Initial coin offerings are the 'Wild West' of start-up land — here's how one investor spots a scam

Key Points
  • Tech investor Jillian Manus of Structure Capital said intial coin offerings could be a "very dangerous" trend that begets fraud.
  • But some applications of cryptocurrency, and, especially, blockchain, are still innovative.
  • Healthcare is one area she's watching.
Cryptocurrencies are a tool rather than a currency: Venture capitalist
Cryptocurrencies are a tool rather than a currency: Venture capitalist

Unregulated investing opportunities, like initial coin offerings, may prove a risky prospect for entrepreneurs — but that doesn't mean that all bitcoin-related products are bad, tech investor Jillian Manus told CNBC's "Squawk Alley" on Tuesday.

"It's dangerous, it's very dangerous. On one hand, we want to be supportive of this, because this gives opportunities, definitely, to fuel new companies. But on the other hand, there's a lot of irresponsibilities that go with this. There's a lot of fraud that's being created," Manus said.

"I think this is the Wild West without a sheriff," she later added.

Initial coin offerings are just one of many applications being tested for cryptocurrencies like bitcoin. In an initial coin offering, investors are given a token of digital currency in exchange for their investment.

"ICOs — if they're based on just a white paper, and they're just raised on that — then that's a problem and that's a scam," Manus said. "But on the other hand, if they have SEC filings, if they have [due diligence] packages, if there's some product that we can invest in — then I think that's an interesting opportunity."

Manus is a general partner at Structure Capital and has made an impact in industries including venture capital, marketing, media and philanthropy.
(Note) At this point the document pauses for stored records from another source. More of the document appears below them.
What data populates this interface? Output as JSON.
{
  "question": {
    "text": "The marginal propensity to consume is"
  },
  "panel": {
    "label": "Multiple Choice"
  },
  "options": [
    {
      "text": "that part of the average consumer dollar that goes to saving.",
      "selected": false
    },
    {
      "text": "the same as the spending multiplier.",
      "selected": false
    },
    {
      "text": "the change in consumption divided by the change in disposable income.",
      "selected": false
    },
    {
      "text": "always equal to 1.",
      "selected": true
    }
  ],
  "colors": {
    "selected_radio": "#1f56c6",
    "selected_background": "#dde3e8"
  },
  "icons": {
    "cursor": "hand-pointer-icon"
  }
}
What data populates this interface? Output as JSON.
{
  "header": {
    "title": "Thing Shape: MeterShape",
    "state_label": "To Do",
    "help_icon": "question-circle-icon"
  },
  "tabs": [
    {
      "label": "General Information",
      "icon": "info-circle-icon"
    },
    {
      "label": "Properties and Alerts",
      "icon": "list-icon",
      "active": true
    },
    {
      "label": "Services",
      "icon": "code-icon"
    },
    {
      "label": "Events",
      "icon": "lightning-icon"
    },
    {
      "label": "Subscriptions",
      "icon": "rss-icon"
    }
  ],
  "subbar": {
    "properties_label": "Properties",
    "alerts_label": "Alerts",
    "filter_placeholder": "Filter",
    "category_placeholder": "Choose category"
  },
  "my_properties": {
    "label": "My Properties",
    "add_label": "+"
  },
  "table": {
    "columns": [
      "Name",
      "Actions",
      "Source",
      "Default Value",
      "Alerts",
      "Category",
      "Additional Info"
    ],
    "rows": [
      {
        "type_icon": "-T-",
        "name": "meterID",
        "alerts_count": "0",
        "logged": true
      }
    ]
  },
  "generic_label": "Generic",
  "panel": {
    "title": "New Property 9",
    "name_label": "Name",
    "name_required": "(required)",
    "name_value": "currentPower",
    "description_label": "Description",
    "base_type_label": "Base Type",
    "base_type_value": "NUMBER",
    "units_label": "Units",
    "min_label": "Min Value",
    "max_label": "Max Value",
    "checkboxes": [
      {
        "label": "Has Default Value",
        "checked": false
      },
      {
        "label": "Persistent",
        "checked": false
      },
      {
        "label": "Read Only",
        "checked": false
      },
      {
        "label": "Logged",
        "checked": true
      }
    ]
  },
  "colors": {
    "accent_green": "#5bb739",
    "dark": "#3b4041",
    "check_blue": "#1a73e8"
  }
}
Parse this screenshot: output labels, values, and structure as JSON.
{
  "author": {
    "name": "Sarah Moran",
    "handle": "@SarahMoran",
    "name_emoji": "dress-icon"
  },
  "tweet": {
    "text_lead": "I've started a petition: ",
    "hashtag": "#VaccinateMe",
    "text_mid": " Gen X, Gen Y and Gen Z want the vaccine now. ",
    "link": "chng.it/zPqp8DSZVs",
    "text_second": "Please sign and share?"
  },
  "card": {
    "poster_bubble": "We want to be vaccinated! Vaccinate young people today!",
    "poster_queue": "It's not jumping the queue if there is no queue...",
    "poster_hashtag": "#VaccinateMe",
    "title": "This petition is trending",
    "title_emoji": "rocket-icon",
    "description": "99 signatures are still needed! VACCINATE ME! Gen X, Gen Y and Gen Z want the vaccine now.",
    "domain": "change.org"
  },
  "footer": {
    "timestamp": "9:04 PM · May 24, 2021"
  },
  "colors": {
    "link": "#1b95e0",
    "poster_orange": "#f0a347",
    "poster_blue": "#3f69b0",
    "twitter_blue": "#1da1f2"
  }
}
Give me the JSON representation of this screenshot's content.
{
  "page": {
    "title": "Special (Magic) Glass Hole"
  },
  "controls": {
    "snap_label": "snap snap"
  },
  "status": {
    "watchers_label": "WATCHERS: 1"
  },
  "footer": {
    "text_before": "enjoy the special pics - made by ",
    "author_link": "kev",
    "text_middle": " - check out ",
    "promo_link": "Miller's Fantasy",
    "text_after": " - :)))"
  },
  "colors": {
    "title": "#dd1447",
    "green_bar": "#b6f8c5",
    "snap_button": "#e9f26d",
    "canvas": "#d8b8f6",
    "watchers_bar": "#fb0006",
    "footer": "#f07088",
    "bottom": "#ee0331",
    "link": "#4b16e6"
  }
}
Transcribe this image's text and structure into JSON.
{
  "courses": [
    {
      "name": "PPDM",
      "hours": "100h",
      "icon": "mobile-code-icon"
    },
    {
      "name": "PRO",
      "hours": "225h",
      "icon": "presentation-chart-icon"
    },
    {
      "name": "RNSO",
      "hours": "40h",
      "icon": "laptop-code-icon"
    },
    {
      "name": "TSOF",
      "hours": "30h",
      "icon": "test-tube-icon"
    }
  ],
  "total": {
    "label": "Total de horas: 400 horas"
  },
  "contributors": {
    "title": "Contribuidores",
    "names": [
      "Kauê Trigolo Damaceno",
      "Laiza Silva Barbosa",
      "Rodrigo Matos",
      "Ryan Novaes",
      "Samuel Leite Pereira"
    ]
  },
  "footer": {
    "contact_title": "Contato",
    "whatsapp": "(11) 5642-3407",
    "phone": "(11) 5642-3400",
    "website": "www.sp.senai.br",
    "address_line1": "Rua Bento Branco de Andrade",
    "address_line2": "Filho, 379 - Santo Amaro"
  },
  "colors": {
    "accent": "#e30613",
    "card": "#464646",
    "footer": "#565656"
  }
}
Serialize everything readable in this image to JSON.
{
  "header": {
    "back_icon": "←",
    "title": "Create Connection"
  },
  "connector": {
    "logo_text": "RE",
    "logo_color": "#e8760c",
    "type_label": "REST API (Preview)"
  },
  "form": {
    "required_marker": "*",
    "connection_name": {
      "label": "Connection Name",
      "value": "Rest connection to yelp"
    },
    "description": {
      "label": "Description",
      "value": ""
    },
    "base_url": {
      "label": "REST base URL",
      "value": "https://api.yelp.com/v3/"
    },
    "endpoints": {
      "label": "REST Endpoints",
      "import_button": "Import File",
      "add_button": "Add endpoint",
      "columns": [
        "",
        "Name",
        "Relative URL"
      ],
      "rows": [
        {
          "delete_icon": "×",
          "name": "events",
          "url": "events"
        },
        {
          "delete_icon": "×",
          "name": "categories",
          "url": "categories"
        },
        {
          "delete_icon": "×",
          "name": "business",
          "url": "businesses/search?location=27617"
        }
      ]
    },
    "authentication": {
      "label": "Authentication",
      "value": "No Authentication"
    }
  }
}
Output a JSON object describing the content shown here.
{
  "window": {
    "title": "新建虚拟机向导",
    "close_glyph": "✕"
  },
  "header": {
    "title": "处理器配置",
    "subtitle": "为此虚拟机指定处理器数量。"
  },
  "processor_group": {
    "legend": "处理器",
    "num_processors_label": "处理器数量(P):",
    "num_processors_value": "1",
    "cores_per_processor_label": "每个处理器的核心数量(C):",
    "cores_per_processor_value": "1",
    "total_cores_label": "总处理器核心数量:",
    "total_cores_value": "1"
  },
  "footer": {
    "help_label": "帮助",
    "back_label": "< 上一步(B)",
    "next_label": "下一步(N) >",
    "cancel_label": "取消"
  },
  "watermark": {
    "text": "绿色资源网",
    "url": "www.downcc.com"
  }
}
Structure Capital invests in start-ups that take advantage of wasted resources, and blockchain she said, has many "effective, efficient and legitimate" applications.

Blockchain — a technology that underlies many cryptocurrencies — is gaining popularity as a tool in the mainstream business community, thanks to its ability to create immutable ledgers.

For instance, Manus said, Kodak announced earlier this month it would release a new platform for digital photography bolstered by blockchain — solving the societal problem of dwindling payment opportunities for photographers. There could be "tremendous" potential for healthcare applications of blockchain, Manus said, pointing to the growing focus on health technology at Alphabet's Verily and Amazon.

But cryptocurrencies on the whole? Maybe not the most innovative application, she said.

Manus' comments come after an overnight plunge in the price of bitcoin future contracts. Cryptocurrency prices have exploded over the past year — but the decentralized digital cash is also volatile and subject to intense regulatory scrutiny.

Manus has become a well-known figure among start-ups in Silicon Valley, thanks to her coveted charity balls and her appearances on the podcast "The Pitch." She noted that companies like eBay, YouTube and Instagram were also tough sells to investors at the time.

"There's a danger in these young start-ups with no responsibility," Manus said. "Until we have some sort of understanding of the applications — of course there's going to be volatility. But coming from Silicon Valley, everything that's innovative is criticized at first."